→ **Your task**:
All entries below are to be set down again exactly as given.

*** Opening of Exercise input ***

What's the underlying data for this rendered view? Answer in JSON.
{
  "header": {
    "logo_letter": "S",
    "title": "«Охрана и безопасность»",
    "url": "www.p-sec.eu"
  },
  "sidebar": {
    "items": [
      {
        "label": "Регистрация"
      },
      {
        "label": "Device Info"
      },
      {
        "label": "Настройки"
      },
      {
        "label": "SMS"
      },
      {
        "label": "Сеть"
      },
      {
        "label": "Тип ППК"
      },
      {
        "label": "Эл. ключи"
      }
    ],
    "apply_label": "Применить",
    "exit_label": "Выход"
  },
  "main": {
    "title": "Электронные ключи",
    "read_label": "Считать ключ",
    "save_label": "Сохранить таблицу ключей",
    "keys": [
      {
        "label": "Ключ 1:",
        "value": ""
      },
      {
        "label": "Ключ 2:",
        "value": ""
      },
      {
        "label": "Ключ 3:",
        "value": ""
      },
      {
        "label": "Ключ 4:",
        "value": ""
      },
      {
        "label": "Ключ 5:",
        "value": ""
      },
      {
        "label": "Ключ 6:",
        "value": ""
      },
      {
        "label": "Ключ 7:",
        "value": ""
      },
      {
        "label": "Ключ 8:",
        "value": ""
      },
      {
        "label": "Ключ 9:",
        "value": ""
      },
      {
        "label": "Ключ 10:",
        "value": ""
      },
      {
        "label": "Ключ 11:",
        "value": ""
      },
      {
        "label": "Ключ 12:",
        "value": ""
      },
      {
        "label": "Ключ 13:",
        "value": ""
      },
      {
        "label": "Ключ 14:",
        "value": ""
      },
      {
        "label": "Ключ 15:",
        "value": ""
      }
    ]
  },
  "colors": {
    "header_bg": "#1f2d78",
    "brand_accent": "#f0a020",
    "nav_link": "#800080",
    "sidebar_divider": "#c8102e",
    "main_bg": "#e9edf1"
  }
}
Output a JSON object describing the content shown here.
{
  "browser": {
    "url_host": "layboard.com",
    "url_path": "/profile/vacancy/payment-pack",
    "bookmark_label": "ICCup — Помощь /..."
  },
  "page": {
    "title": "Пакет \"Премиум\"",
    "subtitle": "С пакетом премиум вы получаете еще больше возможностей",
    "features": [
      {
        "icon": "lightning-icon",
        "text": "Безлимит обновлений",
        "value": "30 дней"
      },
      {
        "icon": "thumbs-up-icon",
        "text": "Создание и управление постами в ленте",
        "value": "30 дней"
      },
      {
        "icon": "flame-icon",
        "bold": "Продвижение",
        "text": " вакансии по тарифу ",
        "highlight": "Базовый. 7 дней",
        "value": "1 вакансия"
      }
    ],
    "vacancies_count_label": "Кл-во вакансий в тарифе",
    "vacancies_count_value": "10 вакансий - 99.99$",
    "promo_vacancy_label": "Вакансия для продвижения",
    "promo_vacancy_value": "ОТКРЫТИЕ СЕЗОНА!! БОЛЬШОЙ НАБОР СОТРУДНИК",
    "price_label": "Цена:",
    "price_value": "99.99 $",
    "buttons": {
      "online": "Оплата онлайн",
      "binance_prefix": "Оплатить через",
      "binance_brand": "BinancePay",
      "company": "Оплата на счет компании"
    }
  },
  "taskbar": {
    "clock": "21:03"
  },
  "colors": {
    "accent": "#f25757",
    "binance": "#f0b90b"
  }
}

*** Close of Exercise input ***

→ **Reply**:
What's the underlying data for this rendered view? Answer in JSON.
{
  "header": {
    "logo_letter": "S",
    "title": "«Охрана и безопасность»",
    "url": "www.p-sec.eu"
  },
  "sidebar": {
    "items": [
      {
        "label": "Регистрация"
      },
      {
        "label": "Device Info"
      },
      {
        "label": "Настройки"
      },
      {
        "label": "SMS"
      },
      {
        "label": "Сеть"
      },
      {
        "label": "Тип ППК"
      },
      {
        "label": "Эл. ключи"
      }
    ],
    "apply_label": "Применить",
    "exit_label": "Выход"
  },
  "main": {
    "title": "Электронные ключи",
    "read_label": "Считать ключ",
    "save_label": "Сохранить таблицу ключей",
    "keys": [
      {
        "label": "Ключ 1:",
        "value": ""
      },
      {
        "label": "Ключ 2:",
        "value": ""
      },
      {
        "label": "Ключ 3:",
        "value": ""
      },
      {
        "label": "Ключ 4:",
        "value": ""
      },
      {
        "label": "Ключ 5:",
        "value": ""
      },
      {
        "label": "Ключ 6:",
        "value": ""
      },
      {
        "label": "Ключ 7:",
        "value": ""
      },
      {
        "label": "Ключ 8:",
        "value": ""
      },
      {
        "label": "Ключ 9:",
        "value": ""
      },
      {
        "label": "Ключ 10:",
        "value": ""
      },
      {
        "label": "Ключ 11:",
        "value": ""
      },
      {
        "label": "Ключ 12:",
        "value": ""
      },
      {
        "label": "Ключ 13:",
        "value": ""
      },
      {
        "label": "Ключ 14:",
        "value": ""
      },
      {
        "label": "Ключ 15:",
        "value": ""
      }
    ]
  },
  "colors": {
    "header_bg": "#1f2d78",
    "brand_accent": "#f0a020",
    "nav_link": "#800080",
    "sidebar_divider": "#c8102e",
    "main_bg": "#e9edf1"
  }
}
Output a JSON object describing the content shown here.
{
  "browser": {
    "url_host": "layboard.com",
    "url_path": "/profile/vacancy/payment-pack",
    "bookmark_label": "ICCup — Помощь /..."
  },
  "page": {
    "title": "Пакет \"Премиум\"",
    "subtitle": "С пакетом премиум вы получаете еще больше возможностей",
    "features": [
      {
        "icon": "lightning-icon",
        "text": "Безлимит обновлений",
        "value": "30 дней"
      },
      {
        "icon": "thumbs-up-icon",
        "text": "Создание и управление постами в ленте",
        "value": "30 дней"
      },
      {
        "icon": "flame-icon",
        "bold": "Продвижение",
        "text": " вакансии по тарифу ",
        "highlight": "Базовый. 7 дней",
        "value": "1 вакансия"
      }
    ],
    "vacancies_count_label": "Кл-во вакансий в тарифе",
    "vacancies_count_value": "10 вакансий - 99.99$",
    "promo_vacancy_label": "Вакансия для продвижения",
    "promo_vacancy_value": "ОТКРЫТИЕ СЕЗОНА!! БОЛЬШОЙ НАБОР СОТРУДНИК",
    "price_label": "Цена:",
    "price_value": "99.99 $",
    "buttons": {
      "online": "Оплата онлайн",
      "binance_prefix": "Оплатить через",
      "binance_brand": "BinancePay",
      "company": "Оплата на счет компании"
    }
  },
  "taskbar": {
    "clock": "21:03"
  },
  "colors": {
    "accent": "#f25757",
    "binance": "#f0b90b"
  }
}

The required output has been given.